And what of Sen. Clinton? Her position as senator of New York certainly provides her with more national security credentials than Edwards, particularly as New York City was the hardest hit during the 2001 terrorist attacks.

But, this is the United States under George W. Bush and the Republicans: we've stepped back light years in the promotion of women and misogyny runs rampant. Clinton simply cannot win a national election because the country will not elect a woman, even one as accomplished as Sen. Clinton, during a time of war(s).

She also has a similar problem as Kerry faced in 2004: she's from up North. As the wife of a New England liberal, I wish these biases didn't occur, but 35 years of Nixon's "Southern Strategy" has so divided the country, that any Democrat running from any place other than the South or the mid-West is at a 10-point disadvantage right off the start. That's why the last two Democratic presidents - Bill Clinton and Jimmy Carter - were both Southerners with speech like molasses. Heartlanders see Democrats as out of touch with their values from the get-go, but they see them as particularly over-the-top if they're from more liberal areas of the state (despite Mrs. Clinton's continuous move to the right, which hasn't endeared her to the Democratic base).

So the problem remains: how does one convince the Democrats throughout the rest of the country to nominate someone who can both counter-attack the Republicans on the national security issue and can win?

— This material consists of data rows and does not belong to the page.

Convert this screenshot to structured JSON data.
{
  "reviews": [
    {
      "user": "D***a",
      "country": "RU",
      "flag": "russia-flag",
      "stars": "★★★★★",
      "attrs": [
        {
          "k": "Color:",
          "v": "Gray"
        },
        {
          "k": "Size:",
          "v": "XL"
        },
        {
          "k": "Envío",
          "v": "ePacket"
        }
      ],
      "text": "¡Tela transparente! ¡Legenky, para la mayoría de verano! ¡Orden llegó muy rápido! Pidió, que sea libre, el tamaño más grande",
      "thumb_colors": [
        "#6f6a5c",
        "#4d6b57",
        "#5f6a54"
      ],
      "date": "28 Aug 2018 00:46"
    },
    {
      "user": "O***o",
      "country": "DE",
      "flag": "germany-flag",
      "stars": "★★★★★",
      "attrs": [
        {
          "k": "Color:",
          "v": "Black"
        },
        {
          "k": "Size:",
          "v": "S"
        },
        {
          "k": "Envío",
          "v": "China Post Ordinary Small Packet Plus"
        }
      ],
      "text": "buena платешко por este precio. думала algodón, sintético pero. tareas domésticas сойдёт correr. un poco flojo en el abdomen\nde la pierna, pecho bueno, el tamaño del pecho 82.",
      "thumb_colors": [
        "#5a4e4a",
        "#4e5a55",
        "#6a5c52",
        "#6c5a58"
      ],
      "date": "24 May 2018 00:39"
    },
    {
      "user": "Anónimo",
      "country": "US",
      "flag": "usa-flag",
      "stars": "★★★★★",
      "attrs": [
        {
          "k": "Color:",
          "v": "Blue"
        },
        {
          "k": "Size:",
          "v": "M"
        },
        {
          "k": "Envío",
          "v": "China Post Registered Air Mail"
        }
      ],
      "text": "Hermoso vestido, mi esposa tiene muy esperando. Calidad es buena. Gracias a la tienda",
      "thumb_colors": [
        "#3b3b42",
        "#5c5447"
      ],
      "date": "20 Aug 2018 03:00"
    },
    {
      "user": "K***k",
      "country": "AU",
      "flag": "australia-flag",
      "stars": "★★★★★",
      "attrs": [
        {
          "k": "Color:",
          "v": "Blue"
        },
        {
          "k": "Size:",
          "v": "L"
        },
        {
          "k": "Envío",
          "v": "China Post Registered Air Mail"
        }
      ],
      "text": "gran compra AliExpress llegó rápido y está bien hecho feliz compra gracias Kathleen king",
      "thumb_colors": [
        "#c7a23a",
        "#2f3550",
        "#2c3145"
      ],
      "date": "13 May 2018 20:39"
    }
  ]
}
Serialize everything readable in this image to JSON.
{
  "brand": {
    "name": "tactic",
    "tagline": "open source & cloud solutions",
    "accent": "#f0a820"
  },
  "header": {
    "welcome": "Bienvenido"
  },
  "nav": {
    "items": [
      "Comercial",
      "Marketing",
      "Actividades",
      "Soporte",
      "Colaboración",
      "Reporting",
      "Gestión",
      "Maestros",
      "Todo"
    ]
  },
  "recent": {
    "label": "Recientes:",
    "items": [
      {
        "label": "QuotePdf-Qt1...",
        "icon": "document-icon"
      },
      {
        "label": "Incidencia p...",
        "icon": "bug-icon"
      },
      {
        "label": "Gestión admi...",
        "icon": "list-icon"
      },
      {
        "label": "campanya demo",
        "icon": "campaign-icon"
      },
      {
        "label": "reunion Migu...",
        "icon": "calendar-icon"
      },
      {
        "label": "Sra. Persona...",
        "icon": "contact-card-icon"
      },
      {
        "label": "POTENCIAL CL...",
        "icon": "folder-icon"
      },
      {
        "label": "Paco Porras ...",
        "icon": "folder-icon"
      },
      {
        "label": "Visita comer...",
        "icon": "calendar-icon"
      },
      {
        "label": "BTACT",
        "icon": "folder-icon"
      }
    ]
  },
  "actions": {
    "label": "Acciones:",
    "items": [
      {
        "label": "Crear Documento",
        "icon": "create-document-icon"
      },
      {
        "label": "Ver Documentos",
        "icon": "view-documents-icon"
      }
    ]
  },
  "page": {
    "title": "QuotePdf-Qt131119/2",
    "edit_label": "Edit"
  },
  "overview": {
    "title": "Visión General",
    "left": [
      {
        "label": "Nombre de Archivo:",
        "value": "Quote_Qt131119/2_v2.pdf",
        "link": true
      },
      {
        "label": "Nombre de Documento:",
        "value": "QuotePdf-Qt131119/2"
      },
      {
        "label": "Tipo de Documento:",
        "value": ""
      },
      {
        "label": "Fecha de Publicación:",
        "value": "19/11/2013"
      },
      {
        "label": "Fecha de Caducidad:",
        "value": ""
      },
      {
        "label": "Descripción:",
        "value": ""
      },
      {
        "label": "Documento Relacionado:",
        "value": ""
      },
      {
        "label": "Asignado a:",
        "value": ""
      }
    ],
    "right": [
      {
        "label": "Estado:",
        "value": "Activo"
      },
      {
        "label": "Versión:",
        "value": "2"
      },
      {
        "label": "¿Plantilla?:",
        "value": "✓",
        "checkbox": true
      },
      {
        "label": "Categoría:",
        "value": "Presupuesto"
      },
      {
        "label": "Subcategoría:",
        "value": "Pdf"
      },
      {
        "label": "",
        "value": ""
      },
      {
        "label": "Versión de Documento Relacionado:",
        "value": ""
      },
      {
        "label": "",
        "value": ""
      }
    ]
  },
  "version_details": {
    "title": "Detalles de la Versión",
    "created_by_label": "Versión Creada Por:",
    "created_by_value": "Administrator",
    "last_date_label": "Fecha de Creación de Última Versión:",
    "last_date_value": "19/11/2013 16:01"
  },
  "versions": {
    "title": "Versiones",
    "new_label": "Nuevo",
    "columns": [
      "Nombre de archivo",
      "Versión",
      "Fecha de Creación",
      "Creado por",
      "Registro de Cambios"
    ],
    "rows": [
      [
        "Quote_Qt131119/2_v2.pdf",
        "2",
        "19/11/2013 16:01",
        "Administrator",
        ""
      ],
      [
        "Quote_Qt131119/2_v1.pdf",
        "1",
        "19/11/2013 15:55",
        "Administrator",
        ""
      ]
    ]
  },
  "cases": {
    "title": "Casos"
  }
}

With Gen. Wesley Clark polling at about two percent, one has to wonder.

Here is a man who is Southern, accomplished, intelligent - possessing both diplomacy credentials and a master's degree in economics - and photogenic (yes, this is needed in American politics today), yet he cannot get the media and party attention needed to spur his populist message to the masses: they simply don't know who he is. And, if they do, they seem only to buy into the right-wing's slurs that he's really a Republican (I don't know many Republicans who were against the Iraqi war from the start, who are pro-choice, who believe in talking over tanks and who continuously calls out the Bush Administration for their failures both at home and abroad).

If Democrats were serious about winning one, they'd go for the outsider dark horse who can both destroy the Republican's pre-determined national security dominance while espousing populist economic policies, such as environmental protections and outsourcing.

And, as if that wasn't enough, the man is a church-attending Christian who is loved by both those of the Jewish faith (as his father was Jewish) and by many Muslims, whom he rescued from genocide in Kosovo.

But they'll continue to believe the media - bought and paid for by six conservative corporations who will tell them anything to get the weakest Democrat - instead of planning for a general election. They'll ignore the very real regional bias that exists as they did with Kerry and Dukakis. They'll ignore the fact that a senator hasn't been elected to the office of the Presidency since John Kennedy in 1960. They'll ignore that national security will be the predominate issue for years to come. They'll ignore that there is a cultural divide that must be crossed in order to flip a couple of red states. They'll ignore all this to their detriment.

When will they ever learn?